Our process is very tailored to each project we do. Einstein’s definition of insanity is doing the same thing over and over and expecting different results. So to help ensure fresh results, we try to do it differently each time. This can be difficult because much of business thrives on repeatable processes, but design’s relationship with business it to be disruptive, innovative, and creative. We must bend the business to the way we work vs the other way around so that the business can be successful. We do a lot of functional research, ethnographic sessions, marketplace audits, competitive teardowns. Importantly while all of this is happening, we are designing in parallel. I don’t believe in a linear design process.

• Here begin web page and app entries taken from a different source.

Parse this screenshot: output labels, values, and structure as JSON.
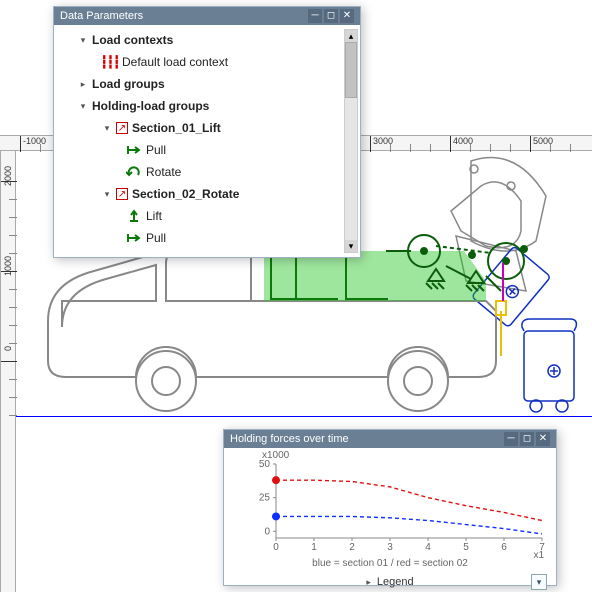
{
  "panels": {
    "data_parameters": {
      "title": "Data Parameters",
      "tree": {
        "load_contexts": "Load contexts",
        "default_load_context": "Default load context",
        "load_groups": "Load groups",
        "holding_load_groups": "Holding-load groups",
        "section_01": "Section_01_Lift",
        "section_02": "Section_02_Rotate",
        "lift": "Lift",
        "pull": "Pull",
        "rotate": "Rotate"
      }
    },
    "chart": {
      "title": "Holding forces over time",
      "y_unit": "x1000",
      "x_unit": "x1",
      "caption": "blue = section 01 / red = section 02"
    }
  },
  "legend": {
    "label": "Legend"
  },
  "ruler": {
    "h": {
      "neg1000": "-1000",
      "p3000": "3000",
      "p4000": "4000",
      "p5000": "5000"
    },
    "v": {
      "p2000": "2000",
      "p1000": "1000",
      "zero": "0"
    }
  },
  "chart_data": {
    "type": "line",
    "x": [
      0,
      1,
      2,
      3,
      4,
      5,
      6,
      7
    ],
    "series": [
      {
        "name": "section 01 (blue)",
        "color": "#1030ff",
        "values": [
          11,
          11,
          11,
          10,
          8,
          5,
          2,
          -2
        ]
      },
      {
        "name": "section 02 (red)",
        "color": "#e01010",
        "values": [
          38,
          38,
          37,
          33,
          25,
          19,
          14,
          8
        ]
      }
    ],
    "markers": [
      {
        "series": "red",
        "x": 0,
        "y": 38
      },
      {
        "series": "blue",
        "x": 0,
        "y": 11
      }
    ],
    "xlabel": "x1",
    "ylabel": "x1000",
    "xlim": [
      0,
      7
    ],
    "ylim": [
      -5,
      50
    ],
    "xticks": [
      0,
      1,
      2,
      3,
      4,
      5,
      6,
      7
    ],
    "yticks": [
      0,
      25,
      50
    ],
    "title": "Holding forces over time"
  }
}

It is more like a spiral cycling through research, concepting, refining, reviewing, and back around until we close in on the right solution.
In terms of tools, we like to stay pretty analog at the front end. Drawing together as a group, pinning up, discussing. Once we have a grip on the concept we start iterating and refining digitally with a wide variety of tools.
What are you working on now?
Of course I can’t say exactly, but over the last 3 years we have shepherded our brands into several new product categories; headphones, bluetooth speakers, gaming, and most recently WiFi enabled wireless audio systems. We don’t expect to stop innovating anytime soon.
What is your ideal work environment?
It is very rare, but one of my early projects was to design our headquarters, so I got to design our space. Previously our building was a school for training technicians how to modify cars, so it was very industrial and open. I had the concrete floors sealed, left all of the giant roll up doors that were there to bring cars in, left the exposed industrial ceiling and spent the budget on some great furniture. The space is super open, their are no walls, but lots of WiFi networked speakers. Everyone can see what everyone else is working on making it super collaborative. Anyone can DJ to the entire audio system from their phone. We are based just north of San Diego so those big garage doors are open almost all of the time. I love working in this space everyday.
Where are your favorite places for art?
My wife is an artist and she keeps me fresh and in the loop in terms of what is going on in the art world. Each year we seem to raise our membership level at The Museum of Contemporary Art San Diego. Previously we lived in San Francisco, Boston, and Portland. The Art Scene is not as developed here yet, but that is part of the excitement. There are a few galleries we enjoy frequenting like Helmuth Projects, the Thumbprint Gallery, and Quint. The boutique scene is exploding with stores like Ajax, Grounded, and Graffitti Beach. This being Southern California there are a lot of fine examples of Mid Century Modern architecture and some great shops that cater to our addiction to MCM furniture like Boomerang. It is fun to be a part of a city discovering its cool. It feels like Portland when we moved there in 2003 in some ways.
Who are the designers, artists you admire most?
Earlier I mentioned Giorgetto Giugiaro and Dick Powell of the firm SeymourPowell whom I’ve never met but I feel indebted to. Because of their advocacy for design, I learned about our world very early, and I feel it is important to evangelize for our profession as they do. You never know who you might accidentally encourage to spend a life creatively! I tend to admire designers who focus on doing great work, design doing, and who don’t draw boundaries around a specialization. Take Raymond Loewy. He seemed as comfortable designing a Studebaker, as doing branding for the likes of Shell, Lucky Strike, and Greyhound. Content to design Air Force One and the interiors of SkyLab for NASA. I aspire to that amount of range. That insatiable desire to touch everything, I think I have a little bit of that. I call it a constant dissatisfaction. After all, if you are satisfied with something, how can you expect to make it better!